The journey “from tedium to apathy and back again” has been
undertaken countless times since Henry Fonda first wrangled cargo
aboard the USS Reluctant shortly after World War II, and his title
character, “Mr. Roberts,” has done more for the military image than
any number of recruiting posters.
The Thomas Heggen/Joshua Logan dramatic comedy probably is the
most familiar of military-themed plays, and also the most rewarding,
which explains its periodic revival on the stages of local theaters.
The latest producing entity to tackle “Mr. Roberts” is the Huntington
Beach Playhouse, where this venerable -- and, in its own way,
inspirational -- play is enjoying a rousing revival.
Director Gigi Fusco Meese has injected this seagoing saga with a
healthy dose of pugnacious restlessness, balanced by a full
complement of robust comedy, most of it surrounding the antics of the
lecherous Ensign Pulver.
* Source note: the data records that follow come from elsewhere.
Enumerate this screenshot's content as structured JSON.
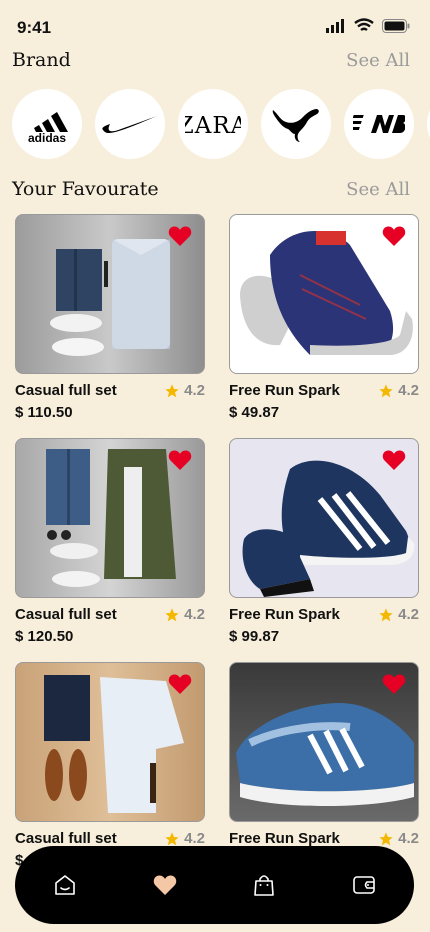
{
  "status": {
    "time": "9:41"
  },
  "brand_section": {
    "title": "Brand",
    "see_all": "See All"
  },
  "brands": [
    {
      "name": "adidas",
      "icon": "adidas-logo"
    },
    {
      "name": "Nike",
      "icon": "nike-swoosh-logo"
    },
    {
      "name": "ZARA",
      "icon": "zara-logo"
    },
    {
      "name": "Puma",
      "icon": "puma-logo"
    },
    {
      "name": "New Balance",
      "icon": "new-balance-logo"
    }
  ],
  "favourite_section": {
    "title": "Your Favourate",
    "see_all": "See All"
  },
  "products": [
    {
      "name": "Casual full set",
      "price": "$ 110.50",
      "rating": "4.2"
    },
    {
      "name": "Free Run Spark",
      "price": "$ 49.87",
      "rating": "4.2"
    },
    {
      "name": "Casual full set",
      "price": "$ 120.50",
      "rating": "4.2"
    },
    {
      "name": "Free Run Spark",
      "price": "$ 99.87",
      "rating": "4.2"
    },
    {
      "name": "Casual full set",
      "price": "$",
      "rating": "4.2"
    },
    {
      "name": "Free Run Spark",
      "price": "",
      "rating": "4.2"
    }
  ],
  "nav": [
    {
      "icon": "home-icon"
    },
    {
      "icon": "heart-icon"
    },
    {
      "icon": "bag-icon"
    },
    {
      "icon": "wallet-icon"
    }
  ],
  "colors": {
    "background": "#f7efdc",
    "accent": "#e60023",
    "nav_active": "#f4c7a6"
  }
}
This is the play’s showiest role (it won an
Oscar for Jack Lemmon a half-century ago) and it can commandeer a
production in the proper hands.
This, essentially, is what transpires on the Huntington Beach
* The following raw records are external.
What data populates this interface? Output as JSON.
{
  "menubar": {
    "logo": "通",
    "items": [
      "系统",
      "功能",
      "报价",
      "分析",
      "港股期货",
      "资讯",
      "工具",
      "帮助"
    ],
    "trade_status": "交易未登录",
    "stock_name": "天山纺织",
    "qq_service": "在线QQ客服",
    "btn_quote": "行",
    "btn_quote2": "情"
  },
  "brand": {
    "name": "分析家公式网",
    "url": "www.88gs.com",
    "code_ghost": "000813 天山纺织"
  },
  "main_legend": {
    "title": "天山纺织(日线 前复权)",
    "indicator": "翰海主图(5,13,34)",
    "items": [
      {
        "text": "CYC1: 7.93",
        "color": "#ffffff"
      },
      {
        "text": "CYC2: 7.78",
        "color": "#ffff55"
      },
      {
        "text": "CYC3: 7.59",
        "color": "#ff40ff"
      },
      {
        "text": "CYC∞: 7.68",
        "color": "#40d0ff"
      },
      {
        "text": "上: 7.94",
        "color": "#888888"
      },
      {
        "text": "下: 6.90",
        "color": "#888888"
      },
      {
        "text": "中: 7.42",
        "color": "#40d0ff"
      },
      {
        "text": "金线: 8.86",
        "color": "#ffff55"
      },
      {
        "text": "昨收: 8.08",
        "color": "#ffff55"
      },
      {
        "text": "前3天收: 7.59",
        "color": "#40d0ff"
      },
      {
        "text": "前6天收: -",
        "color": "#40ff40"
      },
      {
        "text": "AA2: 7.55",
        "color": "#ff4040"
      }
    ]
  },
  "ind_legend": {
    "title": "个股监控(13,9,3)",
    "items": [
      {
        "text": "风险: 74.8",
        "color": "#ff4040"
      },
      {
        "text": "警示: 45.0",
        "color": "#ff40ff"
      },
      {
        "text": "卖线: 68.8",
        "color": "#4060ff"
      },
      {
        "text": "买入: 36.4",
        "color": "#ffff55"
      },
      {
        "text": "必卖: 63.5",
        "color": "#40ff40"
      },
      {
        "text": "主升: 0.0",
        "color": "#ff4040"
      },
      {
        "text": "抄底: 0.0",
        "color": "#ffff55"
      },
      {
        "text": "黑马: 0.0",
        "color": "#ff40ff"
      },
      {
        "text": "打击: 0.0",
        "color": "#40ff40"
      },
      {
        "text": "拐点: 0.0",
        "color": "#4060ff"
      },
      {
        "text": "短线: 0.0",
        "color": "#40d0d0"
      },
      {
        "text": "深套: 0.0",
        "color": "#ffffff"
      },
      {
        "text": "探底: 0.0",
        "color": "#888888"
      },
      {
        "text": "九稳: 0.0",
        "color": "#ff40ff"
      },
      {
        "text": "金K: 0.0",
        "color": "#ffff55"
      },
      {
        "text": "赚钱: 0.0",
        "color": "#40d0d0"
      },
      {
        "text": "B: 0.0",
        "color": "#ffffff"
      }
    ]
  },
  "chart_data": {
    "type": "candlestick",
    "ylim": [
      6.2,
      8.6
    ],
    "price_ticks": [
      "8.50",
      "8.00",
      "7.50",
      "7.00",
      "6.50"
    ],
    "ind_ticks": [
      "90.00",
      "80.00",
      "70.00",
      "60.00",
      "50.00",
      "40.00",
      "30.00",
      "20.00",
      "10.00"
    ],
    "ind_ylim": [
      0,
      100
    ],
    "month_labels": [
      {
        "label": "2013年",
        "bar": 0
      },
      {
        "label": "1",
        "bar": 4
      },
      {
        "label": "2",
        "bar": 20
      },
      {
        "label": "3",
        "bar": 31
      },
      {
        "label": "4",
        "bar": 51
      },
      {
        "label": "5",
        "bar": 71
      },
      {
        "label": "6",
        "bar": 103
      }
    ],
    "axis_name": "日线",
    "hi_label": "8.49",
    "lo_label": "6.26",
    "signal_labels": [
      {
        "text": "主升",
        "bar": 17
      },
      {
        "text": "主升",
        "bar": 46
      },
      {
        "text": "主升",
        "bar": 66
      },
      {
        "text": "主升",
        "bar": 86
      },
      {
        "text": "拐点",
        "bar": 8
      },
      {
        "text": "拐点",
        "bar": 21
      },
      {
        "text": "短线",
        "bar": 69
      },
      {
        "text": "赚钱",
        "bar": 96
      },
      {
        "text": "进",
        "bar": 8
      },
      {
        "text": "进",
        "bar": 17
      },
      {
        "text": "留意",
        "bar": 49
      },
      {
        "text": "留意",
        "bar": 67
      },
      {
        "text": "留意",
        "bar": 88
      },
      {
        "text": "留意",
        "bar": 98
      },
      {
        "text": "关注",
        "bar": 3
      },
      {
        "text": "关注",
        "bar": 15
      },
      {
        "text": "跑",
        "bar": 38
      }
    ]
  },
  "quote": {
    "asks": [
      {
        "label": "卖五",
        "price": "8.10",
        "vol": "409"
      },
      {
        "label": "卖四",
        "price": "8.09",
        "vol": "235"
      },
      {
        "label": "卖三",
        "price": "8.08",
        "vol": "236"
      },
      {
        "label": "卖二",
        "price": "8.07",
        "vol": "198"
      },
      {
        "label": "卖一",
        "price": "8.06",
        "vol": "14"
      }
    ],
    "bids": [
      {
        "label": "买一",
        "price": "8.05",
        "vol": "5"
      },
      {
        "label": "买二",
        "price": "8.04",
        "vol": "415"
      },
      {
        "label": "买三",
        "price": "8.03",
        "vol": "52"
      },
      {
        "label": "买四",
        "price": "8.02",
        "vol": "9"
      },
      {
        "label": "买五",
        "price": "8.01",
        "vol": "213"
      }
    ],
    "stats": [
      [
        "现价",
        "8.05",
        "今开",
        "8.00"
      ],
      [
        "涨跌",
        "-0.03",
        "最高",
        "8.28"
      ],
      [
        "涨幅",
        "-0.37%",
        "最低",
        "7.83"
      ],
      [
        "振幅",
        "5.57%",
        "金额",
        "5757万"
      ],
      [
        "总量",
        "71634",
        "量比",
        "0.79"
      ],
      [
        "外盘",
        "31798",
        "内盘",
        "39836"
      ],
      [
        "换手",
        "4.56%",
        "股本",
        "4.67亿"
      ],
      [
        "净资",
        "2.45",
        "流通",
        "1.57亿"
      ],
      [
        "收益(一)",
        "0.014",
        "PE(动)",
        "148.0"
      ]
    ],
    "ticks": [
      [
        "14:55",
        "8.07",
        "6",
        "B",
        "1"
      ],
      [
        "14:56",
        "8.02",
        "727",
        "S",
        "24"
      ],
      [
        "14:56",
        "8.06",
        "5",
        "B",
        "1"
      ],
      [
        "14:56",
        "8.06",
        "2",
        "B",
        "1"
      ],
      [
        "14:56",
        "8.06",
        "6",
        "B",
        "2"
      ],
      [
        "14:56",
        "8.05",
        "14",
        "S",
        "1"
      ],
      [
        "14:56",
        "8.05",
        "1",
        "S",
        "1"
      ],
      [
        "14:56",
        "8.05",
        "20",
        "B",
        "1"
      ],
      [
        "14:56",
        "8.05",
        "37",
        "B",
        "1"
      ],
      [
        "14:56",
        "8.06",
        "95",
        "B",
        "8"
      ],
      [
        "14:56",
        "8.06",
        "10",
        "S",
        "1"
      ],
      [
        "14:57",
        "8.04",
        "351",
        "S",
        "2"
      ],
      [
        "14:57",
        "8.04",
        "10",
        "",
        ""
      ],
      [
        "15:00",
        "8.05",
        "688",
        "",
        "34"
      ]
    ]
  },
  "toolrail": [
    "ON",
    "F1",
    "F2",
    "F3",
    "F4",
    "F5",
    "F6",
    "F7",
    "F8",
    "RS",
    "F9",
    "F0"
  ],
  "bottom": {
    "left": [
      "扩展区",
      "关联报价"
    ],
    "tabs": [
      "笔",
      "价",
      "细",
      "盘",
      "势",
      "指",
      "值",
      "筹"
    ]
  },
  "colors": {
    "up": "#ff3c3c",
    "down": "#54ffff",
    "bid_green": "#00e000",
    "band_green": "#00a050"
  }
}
stage. Although Fred Griffith renders a strong, if restrained and
over-accelerated, performance in the title role, it is Shaun
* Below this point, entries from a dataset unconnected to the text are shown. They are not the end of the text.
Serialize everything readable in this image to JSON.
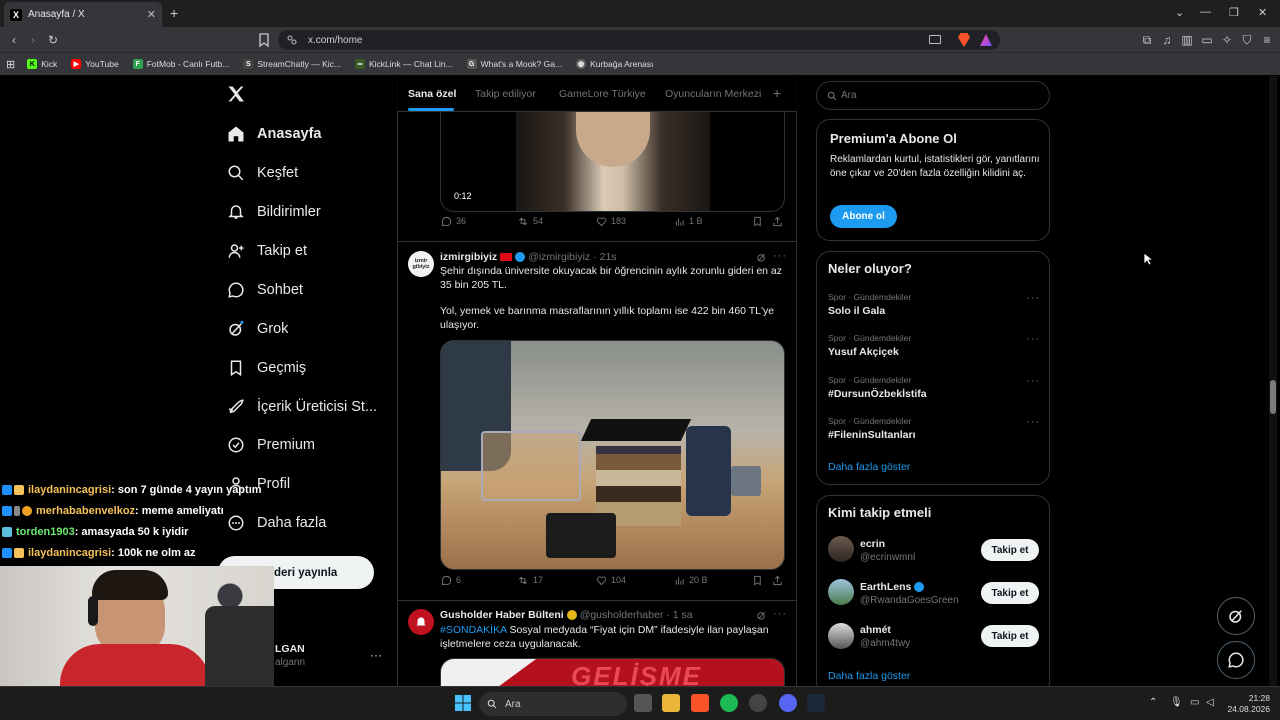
{
  "browser": {
    "tab_title": "Anasayfa / X",
    "url": "x.com/home",
    "bookmarks": [
      "Kick",
      "YouTube",
      "FotMob - Canlı Futb...",
      "StreamChatly — Kic...",
      "KickLink — Chat Lin...",
      "What's a Mook? Ga...",
      "Kurbağa Arenası"
    ]
  },
  "nav": {
    "logo": "X",
    "items": [
      "Anasayfa",
      "Keşfet",
      "Bildirimler",
      "Takip et",
      "Sohbet",
      "Grok",
      "Geçmiş",
      "İçerik Üreticisi St...",
      "Premium",
      "Profil",
      "Daha fazla"
    ],
    "post_button": "Gönderi yayınla",
    "post_button_visible": "deri yayınla",
    "account_name": "LGAN",
    "account_handle": "algann"
  },
  "feed": {
    "tabs": [
      "Sana özel",
      "Takip ediliyor",
      "GameLore Türkiye",
      "Oyuncuların Merkezi"
    ],
    "video_time": "0:12",
    "tweet1_stats": {
      "replies": "36",
      "reposts": "54",
      "likes": "183",
      "views": "1 B"
    },
    "tweet2": {
      "name": "izmirgibiyiz",
      "handle": "@izmirgibiyiz",
      "time": "· 21s",
      "avatar_text": "izmir gibiyiz",
      "text1": "Şehir dışında üniversite okuyacak bir öğrencinin aylık zorunlu gideri en az 35 bin 205 TL.",
      "text2": "Yol, yemek ve barınma masraflarının yıllık toplamı ise 422 bin 460 TL'ye ulaşıyor.",
      "stats": {
        "replies": "6",
        "reposts": "17",
        "likes": "104",
        "views": "20 B"
      }
    },
    "tweet3": {
      "name": "Gusholder Haber Bülteni",
      "handle": "@gusholderhaber",
      "time": "· 1 sa",
      "hashtag": "#SONDAKİKA",
      "text": " Sosyal medyada “Fiyat için DM” ifadesiyle ilan paylaşan işletmelere ceza uygulanacak.",
      "image_text": "GELİŞME"
    }
  },
  "right": {
    "search_placeholder": "Ara",
    "premium": {
      "title": "Premium'a Abone Ol",
      "body": "Reklamlardan kurtul, istatistikleri gör, yanıtlarını öne çıkar ve 20'den fazla özelliğin kilidini aç.",
      "button": "Abone ol"
    },
    "trends": {
      "title": "Neler oluyor?",
      "items": [
        {
          "meta": "Spor · Gündemdekiler",
          "name": "Solo il Gala"
        },
        {
          "meta": "Spor · Gündemdekiler",
          "name": "Yusuf Akçiçek"
        },
        {
          "meta": "Spor · Gündemdekiler",
          "name": "#DursunÖzbekİstifa"
        },
        {
          "meta": "Spor · Gündemdekiler",
          "name": "#FileninSultanları"
        }
      ],
      "more": "Daha fazla göster"
    },
    "who_to_follow": {
      "title": "Kimi takip etmeli",
      "users": [
        {
          "name": "ecrin",
          "handle": "@ecrinwmnl",
          "button": "Takip et"
        },
        {
          "name": "EarthLens",
          "handle": "@RwandaGoesGreen",
          "button": "Takip et"
        },
        {
          "name": "ahmét",
          "handle": "@ahm4twy",
          "button": "Takip et"
        }
      ],
      "more": "Daha fazla göster"
    }
  },
  "chat_overlay": [
    {
      "user": "ilaydanincagrisi",
      "msg": ": son 7 günde 4 yayın yaptım",
      "color": "#f5c15a"
    },
    {
      "user": "merhababenvelkoz",
      "msg": ": meme ameliyatı",
      "color": "#f5c15a"
    },
    {
      "user": "torden1903",
      "msg": ": amasyada 50 k iyidir",
      "color": "#6ee86e"
    },
    {
      "user": "ilaydanincagrisi",
      "msg": ": 100k ne olm az",
      "color": "#f5c15a"
    }
  ],
  "taskbar": {
    "search": "Ara",
    "time": "21:28",
    "date": "24.08.2026"
  },
  "colors": {
    "accent": "#1d9bf0",
    "bg": "#000000",
    "border": "#2f3336",
    "muted": "#71767b"
  }
}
McNamara’s wildly enthusiastic Pulver that audiences will be talking
about on their way out of the theater.
Griffith offers warmth, authority but little variation in his
rapidly paced delivery. McNamara dangerously skirts the opposite
pitfall, egregiously milking his lines and firing off enough sight
gags that playgoers will be forgiven for wondering just how the
playhouse ever got Jim Carrey? McNamara resembles the movie comic
both physically and in his crowd-pleasing antics.
Tom Fitzgerald as the despotic captain firmly captures his
character’s up-from-the-ranks persona and fear-inducing presence,
reaching his peak in his office face-off with Roberts over the issue
of liberty for the crew. Skip Blas underplays skillfully as the
ship’s sage medical officer.
The crew members function as a well-drilled, highly diversified
unit. Scott Conrad’s Insigna and John MacDonald’s Mannion are the
most memorable, along with Brett Kurtz’s more subdued Dolan, but all
deliver with exuberance, verve and machismo. Robert Purcell offers a
more knowing, relaxed approach as the ship’s veteran chief petty
One of the show’s highlights is the injection of Lori White into
the mixture as an Army nurse brought aboard by Pulver with designs of
a cabin conquest. White excels in her brief stage time as she puts
both the ensign and the peeping-Tom crewmen in their places.
The ship’s exterior and interior, smoothly executed in the play’s
several transitions, are nicely designed by Vincent Roca, who with
Andrew Otero also serves as scenic artist. Military costumes created
by Dawn Conant, Pattie Wiebe and Bettie Muellenberg exude
There are few period-specific plays that hold up quite so well as
“Mister Roberts,” and few comedies which offer such a powerful impact
in their climax. The Huntington Beach Playhouse has captured both
elements in a highly enjoyable production.